The latest Atlantic cover story, “The Coddling of the American Mind,” has gotten a ton of email response from readers. A young instructor at an Ivy League university prefers to remain anonymous because she “enjoys a teaching fellowship that I would very much like to keep”:
I take the health and well-being of my students very seriously. If I believed that trigger warnings and sanitized curricula and what the authors term “protective vindictiveness” genuinely helped my students, I’d be a wholehearted supporter.
Unfortunately, I don’t believe that these measures do make my students safer. They just make schools like mine much lazier.

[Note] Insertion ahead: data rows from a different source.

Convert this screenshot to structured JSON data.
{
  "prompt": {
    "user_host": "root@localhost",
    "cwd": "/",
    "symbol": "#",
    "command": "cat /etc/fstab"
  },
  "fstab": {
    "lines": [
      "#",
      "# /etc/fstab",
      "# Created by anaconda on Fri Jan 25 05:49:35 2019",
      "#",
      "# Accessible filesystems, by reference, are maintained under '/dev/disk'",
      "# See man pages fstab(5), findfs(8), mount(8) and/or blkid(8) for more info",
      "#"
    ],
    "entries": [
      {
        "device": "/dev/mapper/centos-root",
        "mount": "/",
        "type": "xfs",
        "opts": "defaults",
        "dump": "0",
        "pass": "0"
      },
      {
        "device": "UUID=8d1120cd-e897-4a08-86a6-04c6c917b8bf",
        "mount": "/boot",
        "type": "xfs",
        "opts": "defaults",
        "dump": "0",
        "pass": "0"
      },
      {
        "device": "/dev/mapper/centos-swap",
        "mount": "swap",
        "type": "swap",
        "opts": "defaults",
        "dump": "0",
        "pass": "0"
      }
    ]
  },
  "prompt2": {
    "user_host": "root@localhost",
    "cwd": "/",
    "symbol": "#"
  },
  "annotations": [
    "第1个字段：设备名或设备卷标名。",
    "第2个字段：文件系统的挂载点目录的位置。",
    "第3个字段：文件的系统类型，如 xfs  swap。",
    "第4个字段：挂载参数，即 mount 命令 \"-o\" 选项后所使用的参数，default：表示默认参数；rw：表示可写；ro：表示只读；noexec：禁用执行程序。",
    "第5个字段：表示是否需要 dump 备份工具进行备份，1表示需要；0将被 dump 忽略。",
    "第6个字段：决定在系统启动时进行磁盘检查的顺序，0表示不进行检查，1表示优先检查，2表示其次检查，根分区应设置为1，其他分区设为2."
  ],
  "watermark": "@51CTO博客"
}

Vindictive protectiveness focuses ire on individual transgressions instead of systemic problems. It creates an atmosphere in which the administrative elite are more concerned with empty gestures than real change. They would rather use empty gestures—like, say, ousting a professor for making a joke about an assignment “killing” his students—to distract from an absence of real change, like preventing suicides on campus.
And let’s be real: the motivating concern behind top-down enforcement of mental hygiene on campuses is not that a delicate mind might be harmed in the making of their diploma. It’s lawsuits. Lawsuits and bad press. And that makes for really, really bad policy.
I appreciate the distinction drawn in this article between PCness and protective vindictiveness (VP):